Georgia is not alone in attracting scrutiny under the Company Model and other ASC/anesthesia arrangements. In 2018, a Florida physician, Jonathan Daitch, M.D., paid $1.718 million to settle civil claims brought under the False Claims Act. In that case, the DOJ charged Dr. Daitch with setting up a new anesthesia company with his partner, Michael Frey, M.D.
Daitch and Frey were joint owners of a medical practice called Advanced Pain Management Specialists, P.A. (“Advanced Pain”). They also co-owned an anesthesia company called Anesthesia Partners of SWFL, LLC (“Anesthesia Partners”), which provided anesthesia services exclusively for Advanced Pain.
Illustrative of one variant of the Company Model, Anesthesia Partners contracted with CRNAs to provide anesthesia services at a contracted lower rate than available to the CRNA’s if they operated independently. Anesthesia Partners then billed Medicare and Tricare directly for the anesthesia services.
The DOJ asserted that the profit distributions paid by this new anesthesia company to Dr. Daitch induced him to refer his patients for anesthesia services. Besides the False Claims Act fine paid by Dr. Daitch, Dr. Frey was sentenced to 18 months in federal prison and paid $2.8 million for this and other kick-back schemes in which he participated.

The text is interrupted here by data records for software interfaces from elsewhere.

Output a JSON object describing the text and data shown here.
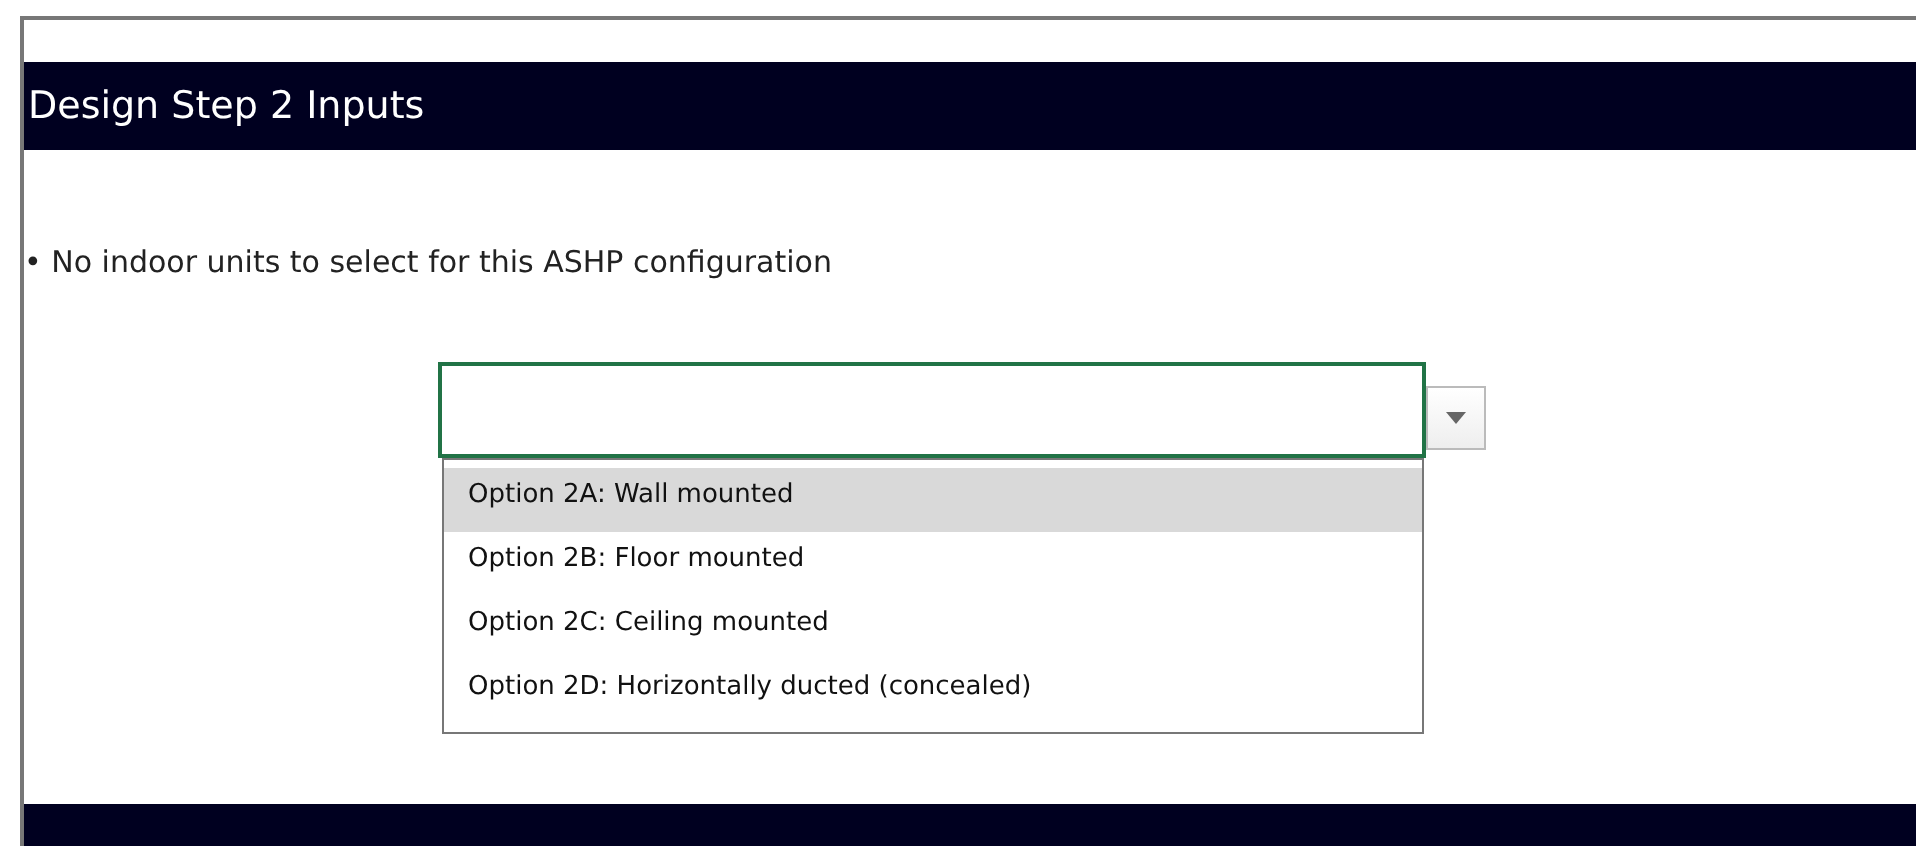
{
  "header": {
    "title": "Design Step 2 Inputs"
  },
  "message": "• No indoor units to select for this ASHP configuration",
  "dropdown": {
    "options": [
      {
        "label": "Option 2A: Wall mounted",
        "selected": true
      },
      {
        "label": "Option 2B: Floor mounted",
        "selected": false
      },
      {
        "label": "Option 2C: Ceiling mounted",
        "selected": false
      },
      {
        "label": "Option 2D: Horizontally ducted (concealed)",
        "selected": false
      }
    ]
  }
}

Federal and State prosecutors in Georgia will continue to target ASCs and anesthesia providers who engage in the Company Model and other similar anesthesia-practice revenue sharing model arrangements. With the high price one would pay AKS violations, persons who consider entering into the Company Model or other shared anesthesia service arrangement are advised to exercise abundant caution and should consult with experienced, disinterested health care attorneys before entering into such arrangements.
If your practice has considered expanding into anesthesia services as part of its ASC line of business, Taylor English attorneys have experience advising Physician Owners and ASCs of the risks inherent in these arrangements and in safeguards, if any, which may be available to mitigate the risk of sanctions.
Disclaimer – The information in this law alert is for informational purposes only and does not constitute legal advice. No attorney-client relationship has been or will be formed by any communication(s) to, from or with the law alert or author. The opinions expressed are those of the author, and decisions relating to the content belong to the author.